Wetherbee: …Assuming that rating is accurate.
Hayes: Yes, but let’s also say you have three sections of second grade, and two of those sections have ‘highly effective’ teachers while the third section has a merely ‘effective’ teacher, who perhaps has a score just one point different than the other two. There is no doubt which teachers you, as a parent, will want. But is there really any difference? Is this scientific enough to indicate that?
Bischoping: With those scores being known, there is concern over the teacher’s privacy, but also doing our scheduling. It would likely force us to fill classrooms on a lottery basis.
Wetherbee: New York City’s standard of error on its teacher ratings was 50 percent.
Hayes: The Commissioner of Education says that this is a system which will ‘evolve.’ That means adjustments will have to be made as we go along. That’s easy to say — except it puts teachers’ livelihood on the line.
Bischoping: When two consecutive ‘ineffective’ scores occur, a district can go through a 3020a hearing [for dismissing a tenured teacher]. They can choose to do so, but don’t have to.
It is likely that through appeals, if there is a flaw in the process, it will be made known. On the other hand, if the process does turn out to be effective, then we would use it like any other tool at our disposal.
LCN: This seems to be an attempt to put an objective number on something very subjective. One student’s effective teacher may well be another student’s ineffective teacher.
Hayes: We are going to make professional judgments about teachers using this system. Understandably, there is apprehension and anxiety over how this is all going to work out. They will have to trust us.
LCN: Won’t a teacher perform ‘effectively’ when all her students have had a warm breakfast that morning, have parents working with them with their homework, and speaks the language well; when the student brings all those support factors with him? Yet those things are beyond the teacher’s control.
Wetherbee: I think that’s the fatal flaw in this proposal.

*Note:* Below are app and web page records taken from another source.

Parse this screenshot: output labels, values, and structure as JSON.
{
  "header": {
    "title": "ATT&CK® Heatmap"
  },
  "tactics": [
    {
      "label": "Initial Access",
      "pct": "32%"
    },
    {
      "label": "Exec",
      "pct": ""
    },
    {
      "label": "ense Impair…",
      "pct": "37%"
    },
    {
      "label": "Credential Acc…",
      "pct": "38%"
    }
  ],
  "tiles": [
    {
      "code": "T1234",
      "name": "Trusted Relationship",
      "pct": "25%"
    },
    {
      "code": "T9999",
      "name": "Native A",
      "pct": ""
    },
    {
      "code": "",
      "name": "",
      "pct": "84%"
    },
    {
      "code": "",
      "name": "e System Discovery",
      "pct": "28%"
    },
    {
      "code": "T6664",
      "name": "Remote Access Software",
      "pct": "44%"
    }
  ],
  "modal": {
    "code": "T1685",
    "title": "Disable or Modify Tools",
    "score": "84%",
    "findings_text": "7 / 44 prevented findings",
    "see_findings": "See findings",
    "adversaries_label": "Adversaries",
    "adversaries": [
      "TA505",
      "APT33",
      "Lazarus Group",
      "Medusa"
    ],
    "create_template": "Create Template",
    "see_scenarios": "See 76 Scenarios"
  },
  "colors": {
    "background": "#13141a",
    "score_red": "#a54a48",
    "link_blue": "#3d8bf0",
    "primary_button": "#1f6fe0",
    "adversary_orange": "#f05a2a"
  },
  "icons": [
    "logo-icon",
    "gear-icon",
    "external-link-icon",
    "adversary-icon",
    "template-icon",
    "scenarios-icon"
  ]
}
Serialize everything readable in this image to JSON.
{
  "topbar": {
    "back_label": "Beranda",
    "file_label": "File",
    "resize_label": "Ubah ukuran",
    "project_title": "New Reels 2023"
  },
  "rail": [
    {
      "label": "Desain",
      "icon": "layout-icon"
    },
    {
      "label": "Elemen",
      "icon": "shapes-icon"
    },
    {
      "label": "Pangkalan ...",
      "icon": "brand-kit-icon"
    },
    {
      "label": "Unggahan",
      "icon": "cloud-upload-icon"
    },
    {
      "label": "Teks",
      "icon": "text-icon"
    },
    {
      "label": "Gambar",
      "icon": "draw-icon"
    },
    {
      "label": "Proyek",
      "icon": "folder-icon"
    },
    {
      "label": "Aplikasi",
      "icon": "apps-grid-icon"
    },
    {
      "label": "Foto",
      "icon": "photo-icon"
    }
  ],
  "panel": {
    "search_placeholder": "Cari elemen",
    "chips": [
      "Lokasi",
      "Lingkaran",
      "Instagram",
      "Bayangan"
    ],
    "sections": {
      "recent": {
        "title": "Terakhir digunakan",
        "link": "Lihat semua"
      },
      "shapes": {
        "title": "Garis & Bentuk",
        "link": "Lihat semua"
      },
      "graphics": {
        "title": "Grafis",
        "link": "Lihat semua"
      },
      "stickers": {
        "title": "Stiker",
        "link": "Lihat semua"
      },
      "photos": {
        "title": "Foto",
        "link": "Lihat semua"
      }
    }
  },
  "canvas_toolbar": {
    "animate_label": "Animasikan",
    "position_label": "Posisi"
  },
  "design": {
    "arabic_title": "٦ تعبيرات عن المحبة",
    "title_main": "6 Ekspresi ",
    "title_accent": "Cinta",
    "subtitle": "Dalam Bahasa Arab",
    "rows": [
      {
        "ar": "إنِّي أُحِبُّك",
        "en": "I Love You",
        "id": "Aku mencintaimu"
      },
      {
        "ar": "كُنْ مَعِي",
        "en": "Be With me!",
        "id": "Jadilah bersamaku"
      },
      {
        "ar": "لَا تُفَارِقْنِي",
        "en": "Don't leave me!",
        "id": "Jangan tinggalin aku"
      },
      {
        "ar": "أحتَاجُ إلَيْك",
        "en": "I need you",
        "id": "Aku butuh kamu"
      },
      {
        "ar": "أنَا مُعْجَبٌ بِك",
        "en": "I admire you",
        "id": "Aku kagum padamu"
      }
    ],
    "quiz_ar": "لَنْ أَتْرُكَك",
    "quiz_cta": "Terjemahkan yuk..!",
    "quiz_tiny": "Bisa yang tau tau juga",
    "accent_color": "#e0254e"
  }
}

You are trying to take a quantifiable business model, where you rate every teacher on the basis of 100 points, then also somehow try to take into account all these intangibles.
Hayes: In theory, the state will be using psychometics to compare teachers fairly with other teachers in similar schools with similar clientele.
Bischoping: There are positives which will come out of this. We as a region are working together more so than we have ever worked together before. We cannot implement the APPR and common core standards without working together.
Hayes: The move toward the common core curriculum is a very positive thing. Mathematics is an example — where we’ve been teaching a very broad curriculum at a very shallow level. We need a narrower curriculum concentrating on kids having a solid grasp of the basics of computation, and then moving on the problem solving using those skills.
Next week The County News will feature the balance of conversation at this superintendents’ session. The topic shifts to school district efforts to function adequately in today’s fiscally austere climate.